There were multiple pools for Samurai Shodown, but only 2 set-ups, And rather than the pools being run sequentially at the scheduled times (as is usually done for tournament pools), players just dropped in and out to play their matches whenever they weren’t occupied with other games.
I suppose that really just reflects how most SamSho players engage with the game. Even Kazunoko seemed to be more preoccupied with Guilty Gear and Dragonball FighterZ.
But then again, that’s also part of the beauty of Samurai Shodown. It’s a very fun game with deep mechanics, and perhaps the best thing about it is that you don’t need to put in an enormous amount of dedication or focus to enjoy it, as long as you already have an appreciation for fighting games in general.
There was a Marvel tournament at SEAM 2019? Yes, there was, thank you for asking.
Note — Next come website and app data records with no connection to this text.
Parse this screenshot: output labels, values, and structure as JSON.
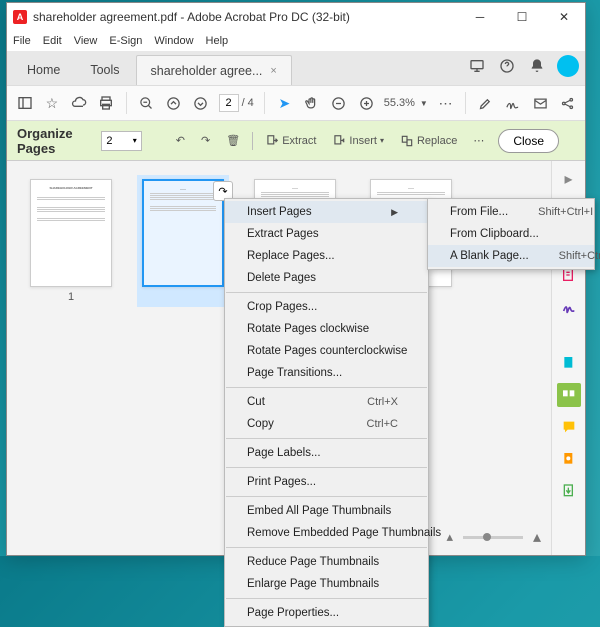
{
  "titlebar": {
    "app_icon_letter": "A",
    "title": "shareholder agreement.pdf - Adobe Acrobat Pro DC (32-bit)"
  },
  "menubar": [
    "File",
    "Edit",
    "View",
    "E-Sign",
    "Window",
    "Help"
  ],
  "tabs": {
    "home": "Home",
    "tools": "Tools",
    "doc": "shareholder agree...",
    "close": "×"
  },
  "toolbar": {
    "page_current": "2",
    "page_total": "4",
    "zoom": "55.3%"
  },
  "organize": {
    "title": "Organize Pages",
    "page_sel": "2",
    "extract": "Extract",
    "insert": "Insert",
    "replace": "Replace",
    "close": "Close"
  },
  "thumbs": {
    "label1": "1"
  },
  "ctx_main": [
    {
      "t": "item",
      "label": "Insert Pages",
      "submenu": true,
      "hover": true
    },
    {
      "t": "item",
      "label": "Extract Pages"
    },
    {
      "t": "item",
      "label": "Replace Pages..."
    },
    {
      "t": "item",
      "label": "Delete Pages"
    },
    {
      "t": "div"
    },
    {
      "t": "item",
      "label": "Crop Pages..."
    },
    {
      "t": "item",
      "label": "Rotate Pages clockwise"
    },
    {
      "t": "item",
      "label": "Rotate Pages counterclockwise"
    },
    {
      "t": "item",
      "label": "Page Transitions..."
    },
    {
      "t": "div"
    },
    {
      "t": "item",
      "label": "Cut",
      "hk": "Ctrl+X"
    },
    {
      "t": "item",
      "label": "Copy",
      "hk": "Ctrl+C"
    },
    {
      "t": "div"
    },
    {
      "t": "item",
      "label": "Page Labels..."
    },
    {
      "t": "div"
    },
    {
      "t": "item",
      "label": "Print Pages..."
    },
    {
      "t": "div"
    },
    {
      "t": "item",
      "label": "Embed All Page Thumbnails"
    },
    {
      "t": "item",
      "label": "Remove Embedded Page Thumbnails"
    },
    {
      "t": "div"
    },
    {
      "t": "item",
      "label": "Reduce Page Thumbnails"
    },
    {
      "t": "item",
      "label": "Enlarge Page Thumbnails"
    },
    {
      "t": "div"
    },
    {
      "t": "item",
      "label": "Page Properties..."
    }
  ],
  "ctx_sub": [
    {
      "label": "From File...",
      "hk": "Shift+Ctrl+I"
    },
    {
      "label": "From Clipboard..."
    },
    {
      "label": "A Blank Page...",
      "hk": "Shift+Ctrl+T",
      "hover": true
    }
  ],
  "side_icons": [
    "create",
    "export",
    "edit",
    "sign",
    "more",
    "organize",
    "comment",
    "protect",
    "optimize"
  ]
}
Although it wasn’t one of the official games at SEAM, the Malaysian and Singaporean division of the fighting game team Infinite Carnage came together to organise Ultimate Marvel Vs Capcom 3 (UMVC3) and Marvel vs Capcom Infinite (MVCI) tournaments which took place on day 2 of SEAM.
UMVC3 had a full 17 man bracket which featured notable players such as Apologyman, ABEGEN, and Horuto. And it was hype.
(image credit: Infinite Carnage)
Huddled around 2 set-ups in the middle of the SEAM tournament area, the Marvel boys created a bigger crowd and generated more excitement around their tournament than any of the matches that were happening for the main games at SEAM.
The other fighting game players couldn’t help but turn their heads away from their games to look at what was going on. Some people couldn’t help but join in on the timeless hype that is UMVC3.
ABEGEN won 1st place in the UMVC3 tournament, while VGD from Singapore actually managed to upset Apologyman in losers finals to secure 2nd place for himself, relegating Apologyman to 3rd place.
(image credit: Infinite Carnage)
Infinite Carnage then ran a 5 man MVCI bracket which VGD won handily. There was little more than bragging rights and a HyperX headset on offer, but the bragging rights were well deserved for him. He let RollynX – the 2nd place winner, drag the HyperX headset back home to Malaysia.
I suppose what I’d really like to see is more of that: more community efforts to make fighting game tournaments even more special. And more room and support from event organisers to allow the community to play the games they love at events and have fun doing it.
If there’s one concern that I have with SEAM and the way that major international tournaments have been growing lately, it’s that they’ve been growing with an increased focus on the esports formula, with events revolving around world tours like the Capcom Pro Tour or the Tekken World Tour.
There’s nothing wrong with placing focus on these tours that are organised and supported by the game developers. However, let’s not forget that the community is what makes the FGC and FGC events truly enjoyable.
The esports tours can rightfully take centre stage, but events and the FGC at large would certainly benefit from organisers providing room and a spotlight for community-driven tournaments to thrive, and to showcase the roots of the FGC.
SEAM 2019 was another solid event, and I hope that the community components continue to grow rather than shrink, so that “Southeast Asia’s Premier Fighting Game Event” can continue to be a great event for the entire SEA FGC to attend.